For the first Dorkbot of 2011 we are taking another look at 3D fabrication technologies.

Mark Ganter - Materiality

Mark Ganter Moai Bowling

Professor Mark Ganter is a co-director of the Solheim Rapid Prototyping lab in the Mechanical Engineering Department on the campus of the University of Washington, Seattle, Washington, USA. He is a Professor of Mechanical Engineering. As a practitioner of geometric modeling, and geometric design for 20+ years, he was driven to rapid prototyping since conventional manufacturing was unable to fabricate parts designed in the lab. The Solheim Rapid Prototyping Lab acts as the host of the Open3DP website (Open 3D Printing) to foster open innovation in the 3D printing community.
Open 3D Printing focuses on the exploration of 3DP material systems especially the “low” end of the market. We aimed to print with readily available materials. This research is non-trivial. New strategies for 3d printing had to be developed and validated. Our print recipes, include readily available materials such as sugar, dry clay bodies, plaster, cement and recycled glass, and serve to reduce the cost of 3d printing materials by a factor of 10-50 times, eliminate difficulty associated with handling and storage of proprietary printing materials and expand the creation capabilities of 3D printing. Our approach expands the available practice community by shifting the need for “perfect” designs for high-cost 3d printing runs to low cost, low risk experimentation typical of artistic sketches.
Late in 2007, the Solheim Rapid Prototyping lab began to expand its collaborations and support to include Art, DXArts (digital and experimental arts), Architecture, and Archeology.

Meghan Trainor - Material Impulse

Meghan Trainor stoneware ring

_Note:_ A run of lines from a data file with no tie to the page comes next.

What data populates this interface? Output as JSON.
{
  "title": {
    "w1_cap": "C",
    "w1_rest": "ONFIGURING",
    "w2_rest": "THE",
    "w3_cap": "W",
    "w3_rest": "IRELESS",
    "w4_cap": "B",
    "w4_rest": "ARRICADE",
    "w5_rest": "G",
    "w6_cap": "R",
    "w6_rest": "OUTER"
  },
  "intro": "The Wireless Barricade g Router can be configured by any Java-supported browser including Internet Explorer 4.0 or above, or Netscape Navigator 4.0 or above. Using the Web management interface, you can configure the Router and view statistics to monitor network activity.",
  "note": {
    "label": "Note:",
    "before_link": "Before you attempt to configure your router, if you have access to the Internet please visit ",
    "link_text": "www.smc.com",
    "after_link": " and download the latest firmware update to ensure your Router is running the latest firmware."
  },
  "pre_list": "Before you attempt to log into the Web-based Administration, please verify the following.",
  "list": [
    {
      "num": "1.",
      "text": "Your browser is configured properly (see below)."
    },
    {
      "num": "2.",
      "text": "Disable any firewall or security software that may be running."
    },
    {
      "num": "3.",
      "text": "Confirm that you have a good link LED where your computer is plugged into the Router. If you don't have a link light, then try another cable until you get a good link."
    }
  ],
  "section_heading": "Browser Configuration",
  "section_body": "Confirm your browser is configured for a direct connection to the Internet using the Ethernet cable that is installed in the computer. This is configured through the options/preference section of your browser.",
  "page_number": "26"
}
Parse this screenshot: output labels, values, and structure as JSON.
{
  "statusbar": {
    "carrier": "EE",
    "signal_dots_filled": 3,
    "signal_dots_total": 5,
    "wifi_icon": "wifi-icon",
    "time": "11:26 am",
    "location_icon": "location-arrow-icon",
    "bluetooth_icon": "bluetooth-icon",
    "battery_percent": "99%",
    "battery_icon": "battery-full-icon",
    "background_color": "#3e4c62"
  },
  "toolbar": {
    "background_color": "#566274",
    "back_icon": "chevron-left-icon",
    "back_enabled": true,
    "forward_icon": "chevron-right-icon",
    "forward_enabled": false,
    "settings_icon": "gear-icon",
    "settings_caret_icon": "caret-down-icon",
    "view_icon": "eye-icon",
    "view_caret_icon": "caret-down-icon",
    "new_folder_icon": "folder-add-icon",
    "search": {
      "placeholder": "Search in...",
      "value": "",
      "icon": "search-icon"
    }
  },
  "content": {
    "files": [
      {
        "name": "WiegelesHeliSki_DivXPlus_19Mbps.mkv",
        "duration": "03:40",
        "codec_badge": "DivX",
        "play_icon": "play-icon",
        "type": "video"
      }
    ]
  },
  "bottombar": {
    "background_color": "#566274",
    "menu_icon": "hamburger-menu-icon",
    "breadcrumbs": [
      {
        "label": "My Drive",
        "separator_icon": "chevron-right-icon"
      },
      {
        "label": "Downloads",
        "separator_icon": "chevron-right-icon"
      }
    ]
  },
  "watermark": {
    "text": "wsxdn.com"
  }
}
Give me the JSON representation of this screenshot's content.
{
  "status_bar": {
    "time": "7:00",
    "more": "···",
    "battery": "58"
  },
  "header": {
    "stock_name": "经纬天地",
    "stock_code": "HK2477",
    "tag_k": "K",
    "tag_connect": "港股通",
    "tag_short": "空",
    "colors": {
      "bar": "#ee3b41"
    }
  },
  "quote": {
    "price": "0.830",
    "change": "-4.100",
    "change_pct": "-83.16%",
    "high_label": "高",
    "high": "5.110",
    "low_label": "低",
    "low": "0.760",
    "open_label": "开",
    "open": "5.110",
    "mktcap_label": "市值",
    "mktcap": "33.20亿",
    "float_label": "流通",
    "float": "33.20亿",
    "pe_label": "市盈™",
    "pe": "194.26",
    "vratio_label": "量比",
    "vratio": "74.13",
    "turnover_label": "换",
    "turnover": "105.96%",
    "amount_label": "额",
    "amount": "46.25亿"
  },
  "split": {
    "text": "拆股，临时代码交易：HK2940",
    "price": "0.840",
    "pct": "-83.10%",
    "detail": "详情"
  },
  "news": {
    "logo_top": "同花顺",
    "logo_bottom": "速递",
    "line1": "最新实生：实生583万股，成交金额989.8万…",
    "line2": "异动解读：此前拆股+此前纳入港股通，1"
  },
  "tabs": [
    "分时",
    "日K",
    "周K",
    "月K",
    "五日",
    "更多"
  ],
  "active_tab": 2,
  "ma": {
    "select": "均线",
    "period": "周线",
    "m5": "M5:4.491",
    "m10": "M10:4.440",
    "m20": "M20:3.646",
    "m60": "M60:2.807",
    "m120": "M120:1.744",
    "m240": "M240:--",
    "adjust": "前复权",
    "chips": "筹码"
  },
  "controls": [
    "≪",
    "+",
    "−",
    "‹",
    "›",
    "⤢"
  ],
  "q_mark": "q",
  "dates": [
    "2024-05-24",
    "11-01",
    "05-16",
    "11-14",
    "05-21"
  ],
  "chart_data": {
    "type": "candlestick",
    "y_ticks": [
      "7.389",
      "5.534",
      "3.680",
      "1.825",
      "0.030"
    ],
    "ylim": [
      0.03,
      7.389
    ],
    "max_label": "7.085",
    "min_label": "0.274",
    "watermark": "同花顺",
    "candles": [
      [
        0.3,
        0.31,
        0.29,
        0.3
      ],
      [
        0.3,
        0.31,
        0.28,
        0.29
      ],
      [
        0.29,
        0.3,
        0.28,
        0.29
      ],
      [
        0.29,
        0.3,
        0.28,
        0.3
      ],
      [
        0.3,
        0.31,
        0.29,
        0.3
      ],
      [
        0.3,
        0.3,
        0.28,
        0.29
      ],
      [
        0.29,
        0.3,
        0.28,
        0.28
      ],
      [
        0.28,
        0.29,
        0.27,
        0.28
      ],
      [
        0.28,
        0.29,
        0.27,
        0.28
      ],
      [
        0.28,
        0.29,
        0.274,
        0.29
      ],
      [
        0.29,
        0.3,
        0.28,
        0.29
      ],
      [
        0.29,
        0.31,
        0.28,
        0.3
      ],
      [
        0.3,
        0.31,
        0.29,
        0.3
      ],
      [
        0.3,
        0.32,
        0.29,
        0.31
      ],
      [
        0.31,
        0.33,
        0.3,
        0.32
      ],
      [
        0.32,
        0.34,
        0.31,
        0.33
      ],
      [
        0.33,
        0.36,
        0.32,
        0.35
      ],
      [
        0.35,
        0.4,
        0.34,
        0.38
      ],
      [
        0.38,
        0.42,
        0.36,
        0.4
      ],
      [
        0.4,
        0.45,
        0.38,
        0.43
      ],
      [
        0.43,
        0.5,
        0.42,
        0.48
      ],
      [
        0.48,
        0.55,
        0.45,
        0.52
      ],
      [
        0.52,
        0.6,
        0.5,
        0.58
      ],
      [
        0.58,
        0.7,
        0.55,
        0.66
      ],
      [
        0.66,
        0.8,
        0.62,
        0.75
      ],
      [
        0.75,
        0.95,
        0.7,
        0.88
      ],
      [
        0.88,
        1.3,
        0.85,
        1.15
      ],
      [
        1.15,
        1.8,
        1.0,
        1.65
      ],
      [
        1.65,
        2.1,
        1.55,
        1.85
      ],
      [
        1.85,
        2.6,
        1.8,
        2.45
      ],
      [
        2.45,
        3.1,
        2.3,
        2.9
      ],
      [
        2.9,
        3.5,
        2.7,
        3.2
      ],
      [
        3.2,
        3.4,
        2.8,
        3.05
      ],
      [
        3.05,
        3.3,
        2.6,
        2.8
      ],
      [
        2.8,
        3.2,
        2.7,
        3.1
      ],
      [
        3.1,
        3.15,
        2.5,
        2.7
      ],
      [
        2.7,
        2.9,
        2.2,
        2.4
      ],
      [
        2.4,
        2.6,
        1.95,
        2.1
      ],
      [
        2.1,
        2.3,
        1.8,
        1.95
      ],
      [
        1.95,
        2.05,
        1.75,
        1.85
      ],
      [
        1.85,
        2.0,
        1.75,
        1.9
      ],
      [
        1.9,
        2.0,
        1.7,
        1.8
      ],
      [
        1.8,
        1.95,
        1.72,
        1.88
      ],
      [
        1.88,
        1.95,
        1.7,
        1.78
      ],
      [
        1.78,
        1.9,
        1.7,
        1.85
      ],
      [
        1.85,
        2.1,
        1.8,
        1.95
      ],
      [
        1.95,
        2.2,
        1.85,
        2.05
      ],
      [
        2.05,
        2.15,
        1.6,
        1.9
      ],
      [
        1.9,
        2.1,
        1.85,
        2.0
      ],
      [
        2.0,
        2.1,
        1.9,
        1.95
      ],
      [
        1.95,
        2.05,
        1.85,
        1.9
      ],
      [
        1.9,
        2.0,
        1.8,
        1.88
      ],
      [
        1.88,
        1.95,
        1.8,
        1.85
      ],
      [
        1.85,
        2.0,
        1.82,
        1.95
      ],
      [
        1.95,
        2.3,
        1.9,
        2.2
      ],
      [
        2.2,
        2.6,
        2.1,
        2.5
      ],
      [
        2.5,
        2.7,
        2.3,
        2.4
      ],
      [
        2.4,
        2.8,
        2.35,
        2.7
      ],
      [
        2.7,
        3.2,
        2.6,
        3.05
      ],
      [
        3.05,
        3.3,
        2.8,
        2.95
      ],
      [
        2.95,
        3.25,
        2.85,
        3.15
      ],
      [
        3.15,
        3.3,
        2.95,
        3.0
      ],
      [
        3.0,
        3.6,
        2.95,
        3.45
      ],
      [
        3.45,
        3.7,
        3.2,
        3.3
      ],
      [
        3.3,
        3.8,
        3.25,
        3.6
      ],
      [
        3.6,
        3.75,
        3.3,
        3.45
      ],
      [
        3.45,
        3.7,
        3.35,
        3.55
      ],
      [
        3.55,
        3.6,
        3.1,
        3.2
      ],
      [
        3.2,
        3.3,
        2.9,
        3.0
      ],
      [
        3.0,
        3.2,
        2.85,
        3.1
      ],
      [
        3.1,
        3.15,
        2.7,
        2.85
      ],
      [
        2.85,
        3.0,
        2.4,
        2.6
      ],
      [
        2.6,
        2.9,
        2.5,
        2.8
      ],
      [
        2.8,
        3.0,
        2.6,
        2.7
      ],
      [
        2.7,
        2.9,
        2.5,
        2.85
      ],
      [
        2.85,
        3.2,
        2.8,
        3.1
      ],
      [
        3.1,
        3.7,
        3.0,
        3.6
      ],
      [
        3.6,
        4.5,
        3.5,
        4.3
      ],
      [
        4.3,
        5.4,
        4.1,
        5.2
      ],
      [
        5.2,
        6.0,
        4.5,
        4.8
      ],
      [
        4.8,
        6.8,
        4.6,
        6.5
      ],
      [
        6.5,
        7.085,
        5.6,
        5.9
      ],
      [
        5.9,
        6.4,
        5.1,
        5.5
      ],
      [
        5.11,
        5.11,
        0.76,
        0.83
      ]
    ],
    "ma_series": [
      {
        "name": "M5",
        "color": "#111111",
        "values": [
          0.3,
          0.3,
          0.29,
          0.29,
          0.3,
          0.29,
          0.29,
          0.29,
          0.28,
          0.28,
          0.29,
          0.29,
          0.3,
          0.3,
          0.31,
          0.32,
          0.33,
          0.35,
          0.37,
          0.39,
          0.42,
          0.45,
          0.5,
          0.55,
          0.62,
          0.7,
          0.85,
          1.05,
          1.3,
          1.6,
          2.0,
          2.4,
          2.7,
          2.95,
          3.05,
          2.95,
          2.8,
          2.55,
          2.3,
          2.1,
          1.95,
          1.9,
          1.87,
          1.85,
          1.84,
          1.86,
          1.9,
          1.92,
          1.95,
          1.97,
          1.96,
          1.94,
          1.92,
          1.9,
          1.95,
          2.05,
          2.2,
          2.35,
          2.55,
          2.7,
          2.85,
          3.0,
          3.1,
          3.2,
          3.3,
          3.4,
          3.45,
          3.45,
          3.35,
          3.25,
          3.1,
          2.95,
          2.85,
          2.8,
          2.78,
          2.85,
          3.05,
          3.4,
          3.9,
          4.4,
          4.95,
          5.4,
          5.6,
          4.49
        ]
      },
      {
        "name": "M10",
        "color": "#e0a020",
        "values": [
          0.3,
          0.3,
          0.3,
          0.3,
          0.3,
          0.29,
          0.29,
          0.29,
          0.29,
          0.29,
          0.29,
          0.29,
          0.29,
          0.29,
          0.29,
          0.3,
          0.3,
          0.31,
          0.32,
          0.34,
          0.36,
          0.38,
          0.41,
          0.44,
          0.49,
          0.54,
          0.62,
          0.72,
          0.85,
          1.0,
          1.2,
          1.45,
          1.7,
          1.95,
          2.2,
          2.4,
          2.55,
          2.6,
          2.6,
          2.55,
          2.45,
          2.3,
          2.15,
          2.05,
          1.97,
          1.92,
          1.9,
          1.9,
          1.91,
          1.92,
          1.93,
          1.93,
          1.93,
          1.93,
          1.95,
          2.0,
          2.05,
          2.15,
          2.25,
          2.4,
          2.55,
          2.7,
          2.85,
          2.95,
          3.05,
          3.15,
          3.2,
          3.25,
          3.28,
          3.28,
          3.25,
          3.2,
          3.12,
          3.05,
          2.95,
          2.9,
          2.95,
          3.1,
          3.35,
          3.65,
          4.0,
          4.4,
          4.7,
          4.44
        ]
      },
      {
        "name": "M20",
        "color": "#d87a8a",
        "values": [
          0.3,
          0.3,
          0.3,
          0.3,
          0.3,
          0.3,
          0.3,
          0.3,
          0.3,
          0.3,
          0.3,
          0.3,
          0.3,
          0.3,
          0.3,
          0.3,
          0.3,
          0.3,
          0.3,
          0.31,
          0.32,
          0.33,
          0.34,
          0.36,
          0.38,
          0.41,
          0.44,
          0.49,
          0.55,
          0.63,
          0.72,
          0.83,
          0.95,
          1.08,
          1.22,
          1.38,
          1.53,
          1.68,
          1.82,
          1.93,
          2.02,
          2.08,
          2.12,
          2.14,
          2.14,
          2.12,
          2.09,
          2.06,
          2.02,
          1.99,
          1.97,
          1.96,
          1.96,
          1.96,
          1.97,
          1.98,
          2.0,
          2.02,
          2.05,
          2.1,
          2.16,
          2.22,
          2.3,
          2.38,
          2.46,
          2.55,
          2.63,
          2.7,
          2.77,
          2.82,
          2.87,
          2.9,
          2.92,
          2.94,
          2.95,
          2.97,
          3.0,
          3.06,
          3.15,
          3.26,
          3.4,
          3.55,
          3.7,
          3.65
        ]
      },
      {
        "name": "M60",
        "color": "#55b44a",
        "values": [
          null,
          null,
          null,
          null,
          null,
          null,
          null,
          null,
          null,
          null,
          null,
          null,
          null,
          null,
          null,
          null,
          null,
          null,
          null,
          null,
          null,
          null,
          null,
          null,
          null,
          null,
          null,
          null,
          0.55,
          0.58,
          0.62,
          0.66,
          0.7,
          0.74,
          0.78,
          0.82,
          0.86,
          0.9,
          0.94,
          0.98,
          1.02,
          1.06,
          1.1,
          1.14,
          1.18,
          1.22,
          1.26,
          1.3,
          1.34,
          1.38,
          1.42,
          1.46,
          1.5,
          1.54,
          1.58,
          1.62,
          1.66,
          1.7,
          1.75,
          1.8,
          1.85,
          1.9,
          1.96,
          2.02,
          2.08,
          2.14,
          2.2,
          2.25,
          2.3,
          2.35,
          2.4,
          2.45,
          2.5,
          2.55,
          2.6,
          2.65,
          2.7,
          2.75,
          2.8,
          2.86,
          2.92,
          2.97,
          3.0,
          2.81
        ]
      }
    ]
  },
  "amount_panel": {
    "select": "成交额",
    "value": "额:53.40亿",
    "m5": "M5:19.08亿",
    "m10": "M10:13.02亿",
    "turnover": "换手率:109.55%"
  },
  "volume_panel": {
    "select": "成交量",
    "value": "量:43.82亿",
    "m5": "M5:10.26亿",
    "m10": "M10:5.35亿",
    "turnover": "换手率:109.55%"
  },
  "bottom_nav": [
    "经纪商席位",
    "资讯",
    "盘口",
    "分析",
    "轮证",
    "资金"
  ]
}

Artist Meghan Trainor will talk about her ongoing fascination with novel spaces where the  physical and the digital intersect and how has led her from seminal explorations of arphid technologies to recent experiments with digital fabrication and human-computer interaction.

Meghan Trainor is a doctoral student at the University of Washington's Center for Digital Art and Experimental Media (DXARTS) and graduate of the Interactive Telecommunications Program (ITP) at New York University.